Now that Leap Motion has shipped its $80 3D motion controller, the company has its eyes on a bigger goal of embedding the technology into PCs, tablets, smartphones and other devices.
In October, Leap will take a baby step with the HP Envy 17 Leap Motion SE. It’s the first laptop with an embedded Leap Motion controller, and it uses a new module that’s 70 percent thinner than the one inside Leap’s standalone sensor. The Envy 17 will go on sale at “select U.S. retailers” and HP’s website for $1050.
In an interview, Leap CEO Michael Buckwald said there wasn’t any technical reason that necessitated a 17-inch laptop, and said the new module could fit into much smaller notebooks. Leap went with a large laptop because of how immersive the bigger screen can be, he said. The hope is that HP’s laptop will be on display at retail stores, where users will get to try some motion-controlled apps.
“I think that in a long line of computers that look the same, and cost the same, and feel the same, and do the same things, being different and opening up possibilities that didn’t exist before … I think that is a powerful differentiator,” Buckwald said.
The company still has deals in place with HP and Asus to bundle the standalone controller with select computers as well. But so far, no other partnerships or specific products have been announced. “We are definitely talking to many OEMs about embedding this technology in many different products,” Buckwald said.
Leap first made a name for itself in May 2012, when it announced its 3D motion controller and put out a snazzy-looking demo video.
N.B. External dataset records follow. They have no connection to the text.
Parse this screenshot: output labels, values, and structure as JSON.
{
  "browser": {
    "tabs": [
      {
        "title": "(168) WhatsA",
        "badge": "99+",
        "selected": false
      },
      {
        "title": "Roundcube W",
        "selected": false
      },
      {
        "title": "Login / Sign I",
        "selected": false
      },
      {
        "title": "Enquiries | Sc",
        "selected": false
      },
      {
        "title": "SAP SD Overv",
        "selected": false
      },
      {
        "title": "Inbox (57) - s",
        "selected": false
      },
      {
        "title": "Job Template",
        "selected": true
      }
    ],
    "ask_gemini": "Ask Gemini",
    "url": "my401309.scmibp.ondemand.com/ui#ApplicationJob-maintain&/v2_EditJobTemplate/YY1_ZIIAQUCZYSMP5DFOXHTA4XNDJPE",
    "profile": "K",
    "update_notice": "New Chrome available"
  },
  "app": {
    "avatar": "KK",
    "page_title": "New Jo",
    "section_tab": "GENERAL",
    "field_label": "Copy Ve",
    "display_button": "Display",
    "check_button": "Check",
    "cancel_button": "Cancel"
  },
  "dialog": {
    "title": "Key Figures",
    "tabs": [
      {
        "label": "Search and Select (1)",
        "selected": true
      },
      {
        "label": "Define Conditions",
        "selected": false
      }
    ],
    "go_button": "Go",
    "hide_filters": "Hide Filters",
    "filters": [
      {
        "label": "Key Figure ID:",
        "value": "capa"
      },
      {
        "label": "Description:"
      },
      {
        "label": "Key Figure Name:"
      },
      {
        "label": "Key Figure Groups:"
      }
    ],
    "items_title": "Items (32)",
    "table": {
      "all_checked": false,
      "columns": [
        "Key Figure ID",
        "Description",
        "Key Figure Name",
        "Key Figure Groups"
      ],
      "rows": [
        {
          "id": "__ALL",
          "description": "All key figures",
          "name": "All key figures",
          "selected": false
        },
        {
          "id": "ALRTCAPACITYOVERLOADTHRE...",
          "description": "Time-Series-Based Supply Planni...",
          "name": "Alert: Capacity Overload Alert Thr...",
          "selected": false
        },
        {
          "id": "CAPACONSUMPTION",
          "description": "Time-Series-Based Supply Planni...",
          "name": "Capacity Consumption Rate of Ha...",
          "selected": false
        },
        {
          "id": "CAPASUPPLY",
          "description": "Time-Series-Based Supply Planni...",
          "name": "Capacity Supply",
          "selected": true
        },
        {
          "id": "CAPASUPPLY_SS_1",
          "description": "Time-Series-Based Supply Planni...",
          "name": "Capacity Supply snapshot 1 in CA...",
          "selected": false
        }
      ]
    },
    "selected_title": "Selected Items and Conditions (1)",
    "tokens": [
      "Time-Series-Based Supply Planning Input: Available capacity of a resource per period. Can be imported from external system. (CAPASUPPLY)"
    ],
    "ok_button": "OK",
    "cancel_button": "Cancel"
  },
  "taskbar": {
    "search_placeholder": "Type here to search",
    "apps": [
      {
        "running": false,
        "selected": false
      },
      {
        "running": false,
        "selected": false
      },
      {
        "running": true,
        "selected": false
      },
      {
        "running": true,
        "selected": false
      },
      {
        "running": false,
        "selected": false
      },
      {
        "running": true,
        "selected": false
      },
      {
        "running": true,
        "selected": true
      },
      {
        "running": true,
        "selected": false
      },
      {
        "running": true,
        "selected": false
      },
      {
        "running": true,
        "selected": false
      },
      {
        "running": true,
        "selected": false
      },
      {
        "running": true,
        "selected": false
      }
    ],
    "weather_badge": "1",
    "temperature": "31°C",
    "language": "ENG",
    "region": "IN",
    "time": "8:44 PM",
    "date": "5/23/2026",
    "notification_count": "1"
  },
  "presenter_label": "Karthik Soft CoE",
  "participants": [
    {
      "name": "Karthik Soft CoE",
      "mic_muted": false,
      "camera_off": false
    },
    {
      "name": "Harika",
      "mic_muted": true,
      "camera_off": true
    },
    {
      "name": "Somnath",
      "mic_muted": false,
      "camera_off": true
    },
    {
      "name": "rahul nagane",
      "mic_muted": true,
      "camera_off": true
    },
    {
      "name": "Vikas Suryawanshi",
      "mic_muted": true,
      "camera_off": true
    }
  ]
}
The technology appeared to be more accurate than Microsoft‘s Kinect at a fraction of the cost, and was geared more toward general-purpose computing, not just entertainment. It seemed to be a glimpse of a future where natural interfaces help relieve the mouse and keyboard of at least some of their duties.
But when the finished product launched in July, it was still a work in progress. The first crop of apps was heavy on diversions and light on utilities, and there was too much inconsistency from one app to the next. Each app seemed to have a different way of approaching menus, cursors and drop-down lists.
Things have improved a bit over the past couple months. Leap Motion’s app store, called AirSpace, has about 30 more apps than it did at launch, and many of them seem better than their predecessors. (I’m particularly enamored with Kontrol, a $3 Windows app with highly-customizable operating system controls. I’ve been using it to scroll through long web pages while leaning back in my chair, and to switch between full screen and windowed modes in Chrome with a swipe gesture.)
Buckwald said that refining the software and creating more consistency between apps is a major focus for leap. Better apps will be coming soon, Buckwald said, as developers have been able to observe the successes and failures of the first wave of Leap apps. “We’ve worked out which experiences users love and which experiences have frustrated users,” he said.
Leap still doesn’t feel like an essential tool, but it might be easier to get there as the 3D motion controller begins showing up in more products. HP’s single Leap-supported laptop is a good first step, but given how many computing devices are on the market, it’s also a sign of how young the concept is.